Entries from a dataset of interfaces
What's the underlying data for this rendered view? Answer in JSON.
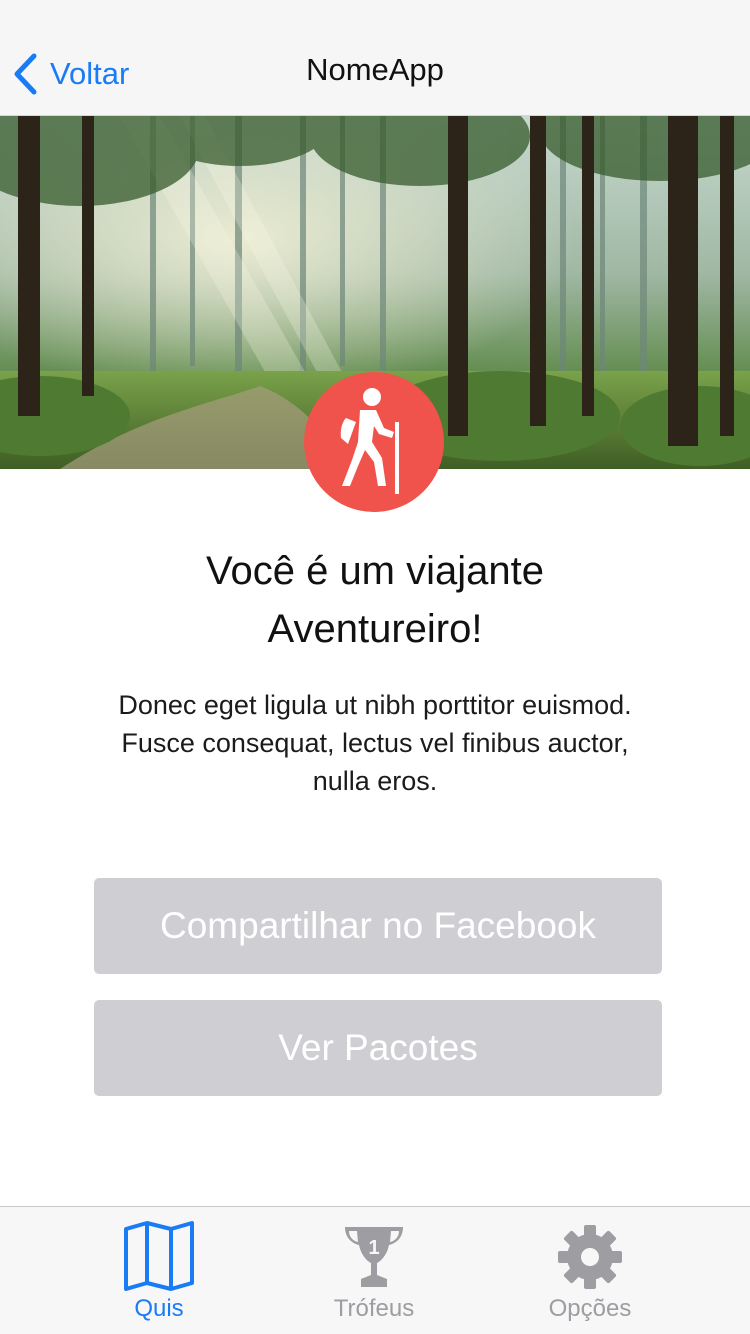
{
  "nav": {
    "back_label": "Voltar",
    "title": "NomeApp"
  },
  "hero": {
    "image": "forest-photo",
    "badge_icon": "hiker-icon",
    "badge_color": "#f0534b"
  },
  "result": {
    "title_line1": "Você é um viajante",
    "title_line2": "Aventureiro!",
    "desc_line1": "Donec eget ligula ut nibh porttitor euismod.",
    "desc_line2": "Fusce consequat, lectus vel finibus auctor,",
    "desc_line3": "nulla eros."
  },
  "buttons": {
    "share": "Compartilhar no Facebook",
    "packages": "Ver Pacotes",
    "color": "#cfcfd3"
  },
  "tabs": [
    {
      "label": "Quis",
      "icon": "map-icon",
      "active": true
    },
    {
      "label": "Trófeus",
      "icon": "trophy-icon",
      "active": false,
      "badge_text": "1"
    },
    {
      "label": "Opções",
      "icon": "gear-icon",
      "active": false
    }
  ],
  "colors": {
    "accent": "#1a7cf5",
    "inactive": "#9d9da2"
  }
}
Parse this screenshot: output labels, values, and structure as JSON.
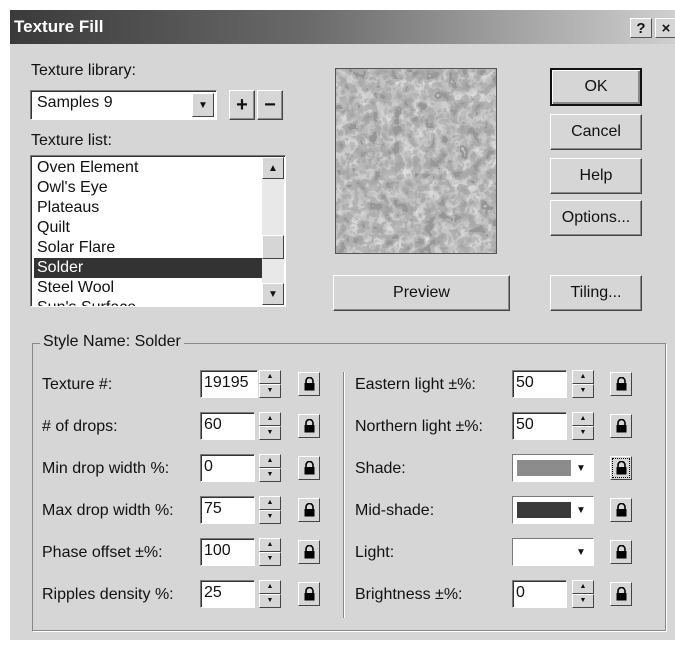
{
  "window": {
    "title": "Texture Fill",
    "help_glyph": "?",
    "close_glyph": "×"
  },
  "library": {
    "label": "Texture library:",
    "value": "Samples 9",
    "add": "+",
    "remove": "−"
  },
  "texture_list": {
    "label": "Texture list:",
    "items": [
      "Oven Element",
      "Owl's Eye",
      "Plateaus",
      "Quilt",
      "Solar Flare",
      "Solder",
      "Steel Wool",
      "Sun's Surface"
    ],
    "selected": "Solder"
  },
  "buttons": {
    "ok": "OK",
    "cancel": "Cancel",
    "help": "Help",
    "options": "Options...",
    "preview": "Preview",
    "tiling": "Tiling..."
  },
  "style": {
    "group_title": "Style Name: Solder",
    "left_params": [
      {
        "label": "Texture #:",
        "value": "19195"
      },
      {
        "label": "# of drops:",
        "value": "60"
      },
      {
        "label": "Min drop width %:",
        "value": "0"
      },
      {
        "label": "Max drop width %:",
        "value": "75"
      },
      {
        "label": "Phase offset ±%:",
        "value": "100"
      },
      {
        "label": "Ripples density %:",
        "value": "25"
      }
    ],
    "right_params": [
      {
        "label": "Eastern light ±%:",
        "value": "50"
      },
      {
        "label": "Northern light ±%:",
        "value": "50"
      },
      {
        "label": "Shade:",
        "color": "#8c8c8c"
      },
      {
        "label": "Mid-shade:",
        "color": "#3a3a3a"
      },
      {
        "label": "Light:",
        "color": "#ffffff"
      },
      {
        "label": "Brightness ±%:",
        "value": "0"
      }
    ]
  }
}
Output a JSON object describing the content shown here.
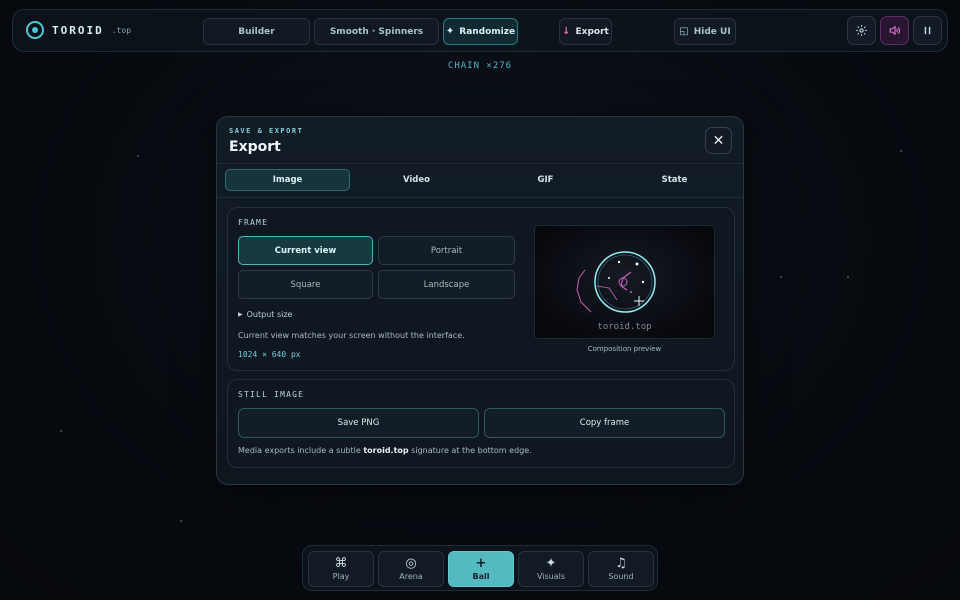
{
  "topbar": {
    "logo_name": "TOROID",
    "logo_tld": ".top",
    "builder_label": "Builder",
    "smooth_label": "Smooth · Spinners",
    "randomize_label": "Randomize",
    "export_label": "Export",
    "hide_ui_label": "Hide UI"
  },
  "chain_label": "CHAIN ×276",
  "modal": {
    "eyebrow": "SAVE & EXPORT",
    "title": "Export",
    "tabs": [
      {
        "label": "Image",
        "active": true
      },
      {
        "label": "Video",
        "active": false
      },
      {
        "label": "GIF",
        "active": false
      },
      {
        "label": "State",
        "active": false
      }
    ],
    "frame": {
      "title": "FRAME",
      "options": [
        {
          "label": "Current view",
          "active": true
        },
        {
          "label": "Portrait",
          "active": false
        },
        {
          "label": "Square",
          "active": false
        },
        {
          "label": "Landscape",
          "active": false
        }
      ],
      "output_size_label": "Output size",
      "description": "Current view matches your screen without the interface.",
      "dimensions": "1024 × 640 px",
      "preview_signature": "toroid.top",
      "preview_caption": "Composition preview"
    },
    "still": {
      "title": "STILL IMAGE",
      "save_png_label": "Save PNG",
      "copy_frame_label": "Copy frame",
      "note_before": "Media exports include a subtle ",
      "note_brand": "toroid.top",
      "note_after": " signature at the bottom edge."
    }
  },
  "dock": {
    "items": [
      {
        "label": "Play",
        "icon": "command-icon",
        "active": false
      },
      {
        "label": "Arena",
        "icon": "target-icon",
        "active": false
      },
      {
        "label": "Ball",
        "icon": "plus-icon",
        "active": true
      },
      {
        "label": "Visuals",
        "icon": "sparkle-icon",
        "active": false
      },
      {
        "label": "Sound",
        "icon": "music-note-icon",
        "active": false
      }
    ]
  },
  "colors": {
    "accent": "#4fc6d4",
    "accent_active": "#55b9c2",
    "sound_accent": "#e07bd7",
    "preview_ring": "#8ff0f3",
    "preview_trail": "#c85fb8"
  }
}
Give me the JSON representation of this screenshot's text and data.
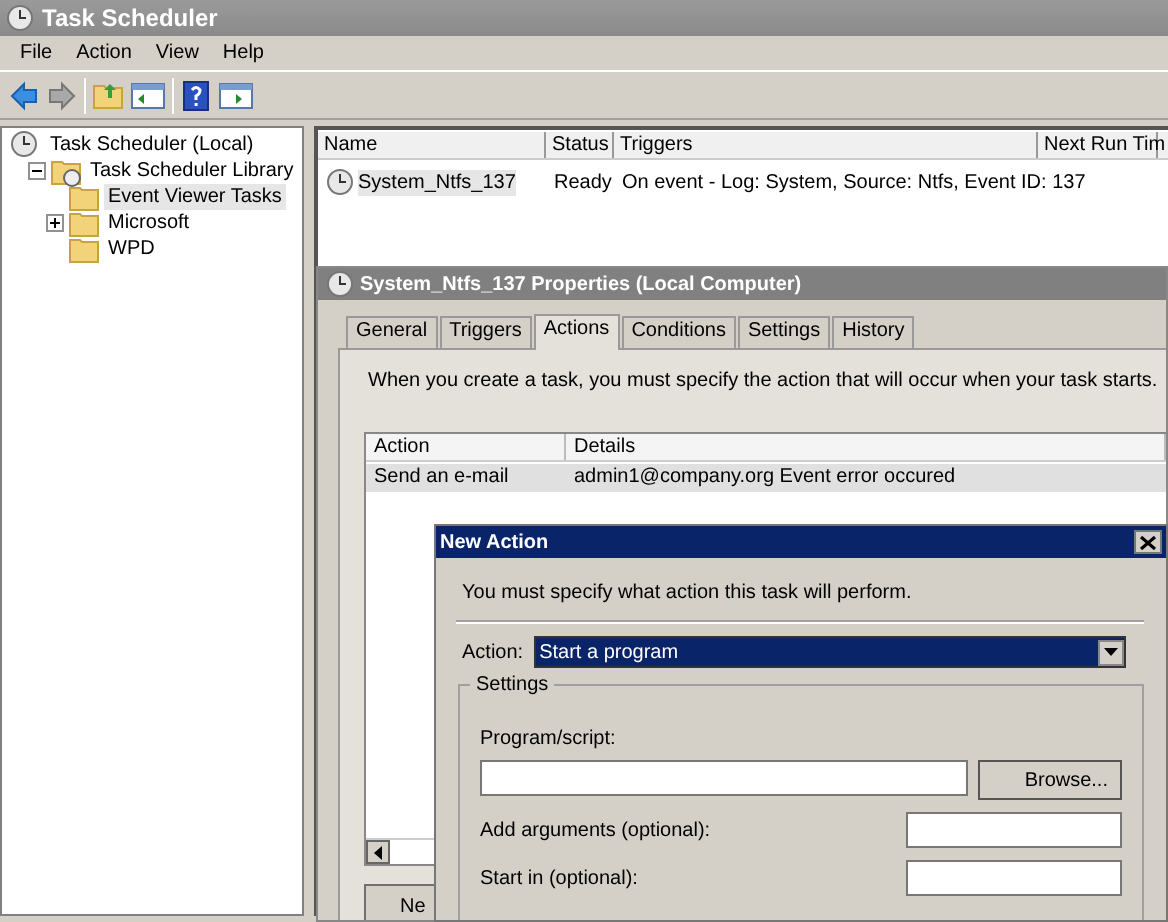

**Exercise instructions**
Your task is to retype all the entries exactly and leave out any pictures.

**Result for this task**
What's the underlying data for this rendered view? Answer in JSON.
{
  "nav": {
    "back_label": "Voltar",
    "title": "NomeApp"
  },
  "hero": {
    "image": "forest-photo",
    "badge_icon": "hiker-icon",
    "badge_color": "#f0534b"
  },
  "result": {
    "title_line1": "Você é um viajante",
    "title_line2": "Aventureiro!",
    "desc_line1": "Donec eget ligula ut nibh porttitor euismod.",
    "desc_line2": "Fusce consequat, lectus vel finibus auctor,",
    "desc_line3": "nulla eros."
  },
  "buttons": {
    "share": "Compartilhar no Facebook",
    "packages": "Ver Pacotes",
    "color": "#cfcfd3"
  },
  "tabs": [
    {
      "label": "Quis",
      "icon": "map-icon",
      "active": true
    },
    {
      "label": "Trófeus",
      "icon": "trophy-icon",
      "active": false,
      "badge_text": "1"
    },
    {
      "label": "Opções",
      "icon": "gear-icon",
      "active": false
    }
  ],
  "colors": {
    "accent": "#1a7cf5",
    "inactive": "#9d9da2"
  }
}
Parse this screenshot: output labels, values, and structure as JSON.
{
  "window": {
    "title": "Texture Fill",
    "help_glyph": "?",
    "close_glyph": "×"
  },
  "library": {
    "label": "Texture library:",
    "value": "Samples 9",
    "add": "+",
    "remove": "−"
  },
  "texture_list": {
    "label": "Texture list:",
    "items": [
      "Oven Element",
      "Owl's Eye",
      "Plateaus",
      "Quilt",
      "Solar Flare",
      "Solder",
      "Steel Wool",
      "Sun's Surface"
    ],
    "selected": "Solder"
  },
  "buttons": {
    "ok": "OK",
    "cancel": "Cancel",
    "help": "Help",
    "options": "Options...",
    "preview": "Preview",
    "tiling": "Tiling..."
  },
  "style": {
    "group_title": "Style Name: Solder",
    "left_params": [
      {
        "label": "Texture #:",
        "value": "19195"
      },
      {
        "label": "# of drops:",
        "value": "60"
      },
      {
        "label": "Min drop width %:",
        "value": "0"
      },
      {
        "label": "Max drop width %:",
        "value": "75"
      },
      {
        "label": "Phase offset ±%:",
        "value": "100"
      },
      {
        "label": "Ripples density %:",
        "value": "25"
      }
    ],
    "right_params": [
      {
        "label": "Eastern light ±%:",
        "value": "50"
      },
      {
        "label": "Northern light ±%:",
        "value": "50"
      },
      {
        "label": "Shade:",
        "color": "#8c8c8c"
      },
      {
        "label": "Mid-shade:",
        "color": "#3a3a3a"
      },
      {
        "label": "Light:",
        "color": "#ffffff"
      },
      {
        "label": "Brightness ±%:",
        "value": "0"
      }
    ]
  }
}
Output a JSON object describing the content shown here.
{
  "topbar": {
    "logo_name": "TOROID",
    "logo_tld": ".top",
    "builder_label": "Builder",
    "smooth_label": "Smooth · Spinners",
    "randomize_label": "Randomize",
    "export_label": "Export",
    "hide_ui_label": "Hide UI"
  },
  "chain_label": "CHAIN ×276",
  "modal": {
    "eyebrow": "SAVE & EXPORT",
    "title": "Export",
    "tabs": [
      {
        "label": "Image",
        "active": true
      },
      {
        "label": "Video",
        "active": false
      },
      {
        "label": "GIF",
        "active": false
      },
      {
        "label": "State",
        "active": false
      }
    ],
    "frame": {
      "title": "FRAME",
      "options": [
        {
          "label": "Current view",
          "active": true
        },
        {
          "label": "Portrait",
          "active": false
        },
        {
          "label": "Square",
          "active": false
        },
        {
          "label": "Landscape",
          "active": false
        }
      ],
      "output_size_label": "Output size",
      "description": "Current view matches your screen without the interface.",
      "dimensions": "1024 × 640 px",
      "preview_signature": "toroid.top",
      "preview_caption": "Composition preview"
    },
    "still": {
      "title": "STILL IMAGE",
      "save_png_label": "Save PNG",
      "copy_frame_label": "Copy frame",
      "note_before": "Media exports include a subtle ",
      "note_brand": "toroid.top",
      "note_after": " signature at the bottom edge."
    }
  },
  "dock": {
    "items": [
      {
        "label": "Play",
        "icon": "command-icon",
        "active": false
      },
      {
        "label": "Arena",
        "icon": "target-icon",
        "active": false
      },
      {
        "label": "Ball",
        "icon": "plus-icon",
        "active": true
      },
      {
        "label": "Visuals",
        "icon": "sparkle-icon",
        "active": false
      },
      {
        "label": "Sound",
        "icon": "music-note-icon",
        "active": false
      }
    ]
  },
  "colors": {
    "accent": "#4fc6d4",
    "accent_active": "#55b9c2",
    "sound_accent": "#e07bd7",
    "preview_ring": "#8ff0f3",
    "preview_trail": "#c85fb8"
  }
}
Give me the JSON representation of this screenshot's text and data.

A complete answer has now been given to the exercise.